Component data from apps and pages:
========================================

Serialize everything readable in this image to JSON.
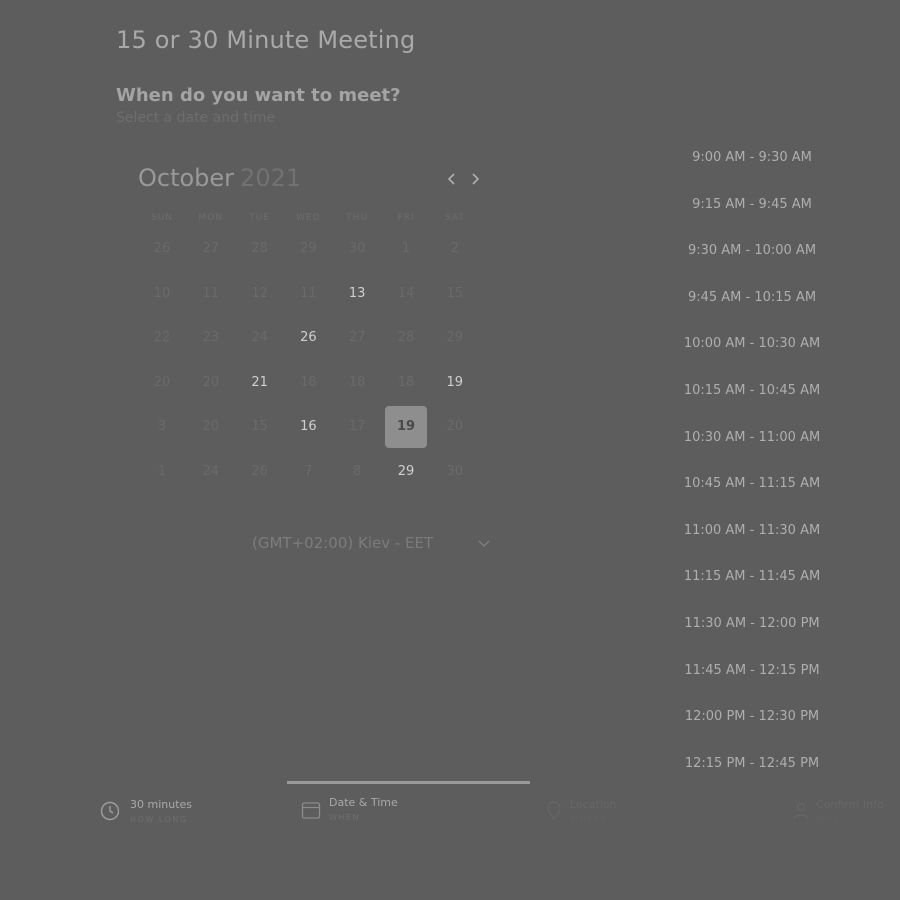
{
  "header": {
    "title": "15 or 30 Minute Meeting",
    "question": "When do you want to meet?",
    "subtitle": "Select a date and time"
  },
  "calendar": {
    "month": "October",
    "year": "2021",
    "prev_icon": "chevron-left-icon",
    "next_icon": "chevron-right-icon",
    "weekdays": [
      "SUN",
      "MON",
      "TUE",
      "WED",
      "THU",
      "FRI",
      "SAT"
    ],
    "weeks": [
      [
        "26",
        "27",
        "28",
        "29",
        "30",
        "1",
        "2"
      ],
      [
        "10",
        "11",
        "12",
        "11",
        "13",
        "14",
        "15"
      ],
      [
        "22",
        "23",
        "24",
        "26",
        "27",
        "28",
        "29"
      ],
      [
        "20",
        "20",
        "21",
        "18",
        "18",
        "18",
        "19"
      ],
      [
        "3",
        "20",
        "15",
        "16",
        "17",
        "19",
        "20"
      ],
      [
        "1",
        "24",
        "26",
        "7",
        "8",
        "29",
        "30"
      ]
    ],
    "available": [
      [
        1,
        4
      ],
      [
        2,
        3
      ],
      [
        3,
        2
      ],
      [
        3,
        6
      ],
      [
        4,
        3
      ],
      [
        5,
        5
      ]
    ],
    "selected": [
      4,
      5
    ],
    "timezone": "(GMT+02:00) Kiev - EET"
  },
  "time_slots": [
    "9:00 AM - 9:30 AM",
    "9:15 AM - 9:45 AM",
    "9:30 AM - 10:00 AM",
    "9:45 AM - 10:15 AM",
    "10:00 AM - 10:30 AM",
    "10:15 AM - 10:45 AM",
    "10:30 AM - 11:00 AM",
    "10:45 AM - 11:15 AM",
    "11:00 AM - 11:30 AM",
    "11:15 AM - 11:45 AM",
    "11:30 AM - 12:00 PM",
    "11:45 AM - 12:15 PM",
    "12:00 PM - 12:30 PM",
    "12:15 PM - 12:45 PM"
  ],
  "steps": [
    {
      "label": "30 minutes",
      "sub": "HOW LONG",
      "icon": "clock-icon"
    },
    {
      "label": "Date & Time",
      "sub": "WHEN",
      "icon": "calendar-icon"
    },
    {
      "label": "Location",
      "sub": "WHERE",
      "icon": "pin-icon"
    },
    {
      "label": "Confirm Info",
      "sub": "WHO",
      "icon": "person-icon"
    }
  ],
  "colors": {
    "overlay_bg": "#5d5d5d",
    "selected_day_bg": "#8e8e8e"
  }
}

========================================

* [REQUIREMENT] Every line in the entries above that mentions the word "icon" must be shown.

* [TASK RESPONSE]
    "prev_icon": "chevron-left-icon",
    "next_icon": "chevron-right-icon",
      "icon": "clock-icon"
      "icon": "calendar-icon"
      "icon": "pin-icon"
      "icon": "person-icon"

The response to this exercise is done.